When Jessa Crispin was thirty, she burned her settled Chicago life to the ground and took off for Berlin with a pair of suitcases and no plan beyond leaving. Half a decade later, she’s still on the road, in search not so much of a home as of understanding, a way of being in the world that demands neither constant struggle nor complete surrender.
The Dead Ladies Project is an account of that journey—but it’s also much, much more. Fascinated by exile, Crispin travels an itinerary of key locations in its literary map, of places that have drawn writers who needed to break free from their origins and start afresh. As she reflects on William James struggling through despair in Berlin, Nora Barnacle dependant on and dependable for James Joyce in Trieste, Maud Gonne fomenting revolution and fostering myth in Dublin, or Igor Stravinsky starting over from nothing in Switzerland, Crispin interweaves biography, incisive literary analysis, and personal experience into a rich meditation on the complicated interactions of place, personality, and society that can make escape and reinvention such an attractive, even intoxicating proposition.

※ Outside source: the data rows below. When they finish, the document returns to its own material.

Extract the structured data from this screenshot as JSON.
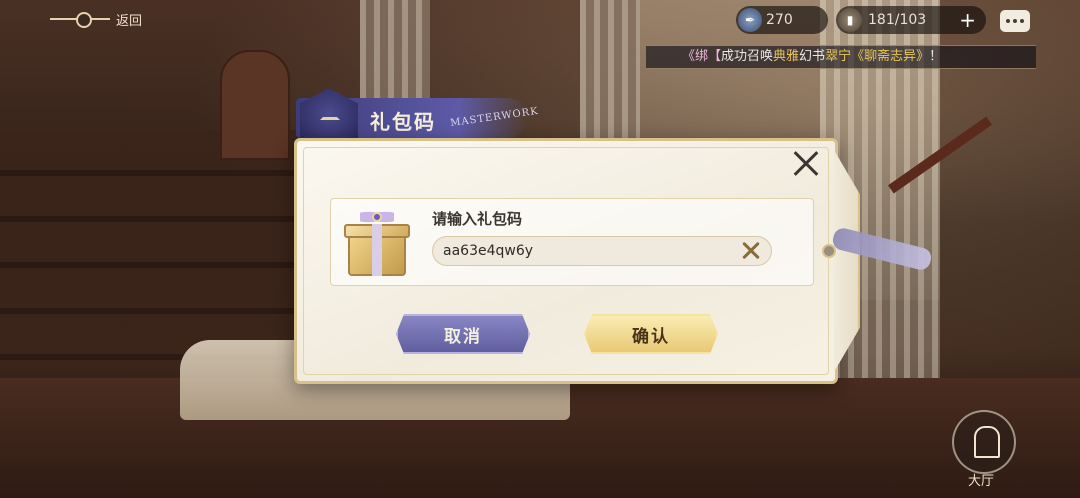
{
  "topbar": {
    "back_label": "返回",
    "quill_count": "270",
    "ticket_count": "181/103",
    "plus_label": "+"
  },
  "marquee": {
    "prefix": "《绑【",
    "name": "",
    "text1": "成功召唤",
    "highlight1": "典雅",
    "text2": "幻书",
    "highlight2": "翠宁《聊斋志异》",
    "suffix": "！"
  },
  "dialog": {
    "title": "礼包码",
    "ribbon_text": "MASTERWORK",
    "input_label": "请输入礼包码",
    "input_value": "aa63e4qw6y",
    "cancel_label": "取消",
    "confirm_label": "确认"
  },
  "lobby": {
    "label": "大厅"
  },
  "icons": {
    "close": "close-icon",
    "clear": "clear-icon",
    "gift": "gift-box-icon",
    "quill": "quill-icon",
    "ticket": "ticket-icon",
    "chat": "chat-icon",
    "lobby": "lobby-icon"
  },
  "colors": {
    "cancel_button": "#6f6cb0",
    "confirm_button": "#f0d98f",
    "card_border": "#d7c089"
  }
}
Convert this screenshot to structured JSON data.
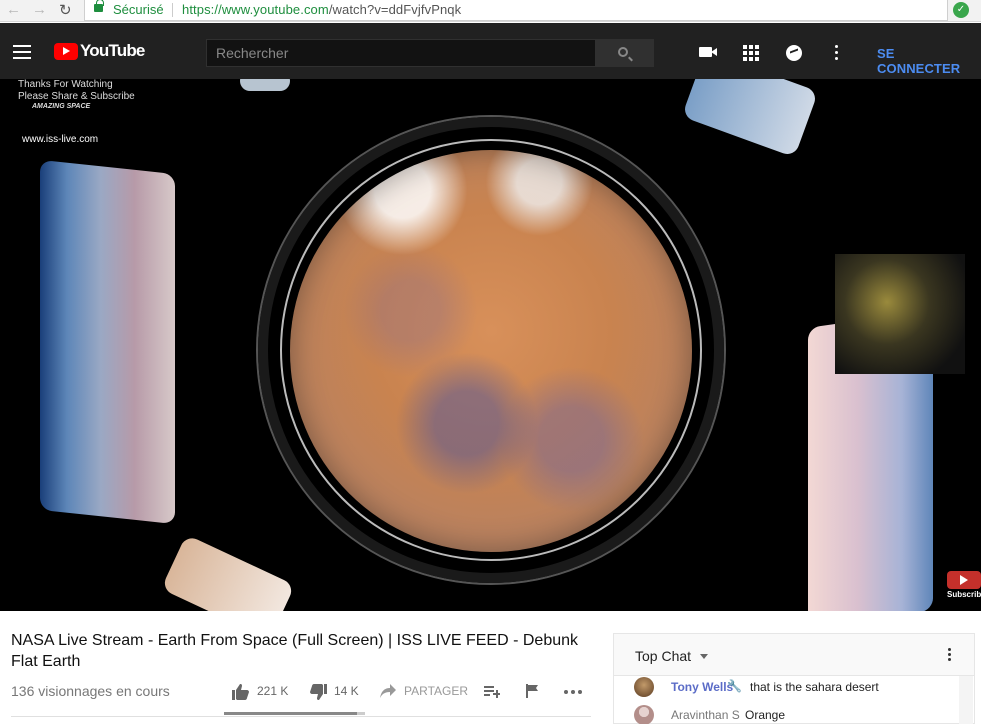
{
  "browser": {
    "secure_label": "Sécurisé",
    "url_host": "https://www.youtube.com",
    "url_path": "/watch?v=ddFvjfvPnqk"
  },
  "header": {
    "logo_text": "YouTube",
    "search_placeholder": "Rechercher",
    "signin_label": "SE CONNECTER"
  },
  "video": {
    "overlay_line1": "Thanks For Watching",
    "overlay_line2": "Please Share & Subscribe",
    "overlay_brand": "AMAZING SPACE",
    "overlay_site": "www.iss-live.com",
    "subscribe_label": "Subscribe"
  },
  "info": {
    "title": "NASA Live Stream - Earth From Space (Full Screen) | ISS LIVE FEED - Debunk Flat Earth",
    "views": "136 visionnages en cours",
    "likes": "221 K",
    "dislikes": "14 K",
    "share_label": "PARTAGER",
    "like_ratio": 0.94
  },
  "chat": {
    "header": "Top Chat",
    "messages": [
      {
        "author": "Tony Wells",
        "text": "that is the sahara desert",
        "author_color": "#5b6cc7"
      },
      {
        "author": "Aravinthan S",
        "text": "Orange",
        "author_color": "#777777"
      }
    ]
  },
  "colors": {
    "youtube_red": "#ff0000",
    "header_bg": "#212121",
    "signin_blue": "#4c8cf1",
    "secure_green": "#1e8e3e"
  }
}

Personal and profane, funny and fervent, The Dead Ladies Project ranges from the nineteenth century to the present, from historical figures to brand-new hangovers, in search, ultimately, of an answer to a bedrock question: How does a person decide how to live their life?
Crispin's unusual and absorbing travelogue pursues some of her favorite dead artists to their places of exile, intent on learning how they were able to "scrape their lives clean and start again elsewhere." The Bookslut founder considers Igor Stravinsky's flight from occupied France for Switzerland, Margaret Anderson's flight from an indecency charge after she serialized James Joyce's Ulysses, and Somerset Maugham's flight from an unbearable marriage, and she contemplates "those who use their force of will to change the direction of their own story." Her affinity for the invisible woman (Nora Barnacle), the ambitious woman (Rebecca West), and the undomesticated, "unfit" woman (Maud Gonne) only gives Crispin a slight hold on understanding her own experience, the restlessness that slingshots her from place to place. Smart, brash, and self-aware, Crispin is a fearless observer, a purveyor of odd and wonderful detail, and an unflinching witness to her own stifling mental state. Though the big questions as well as the personal conflicts go unresolved, Crispin's swift intelligence, fierce empathy, and dark humor offer up great insights as she discovers, if not a home, then an "ability to move through the world" and survive it.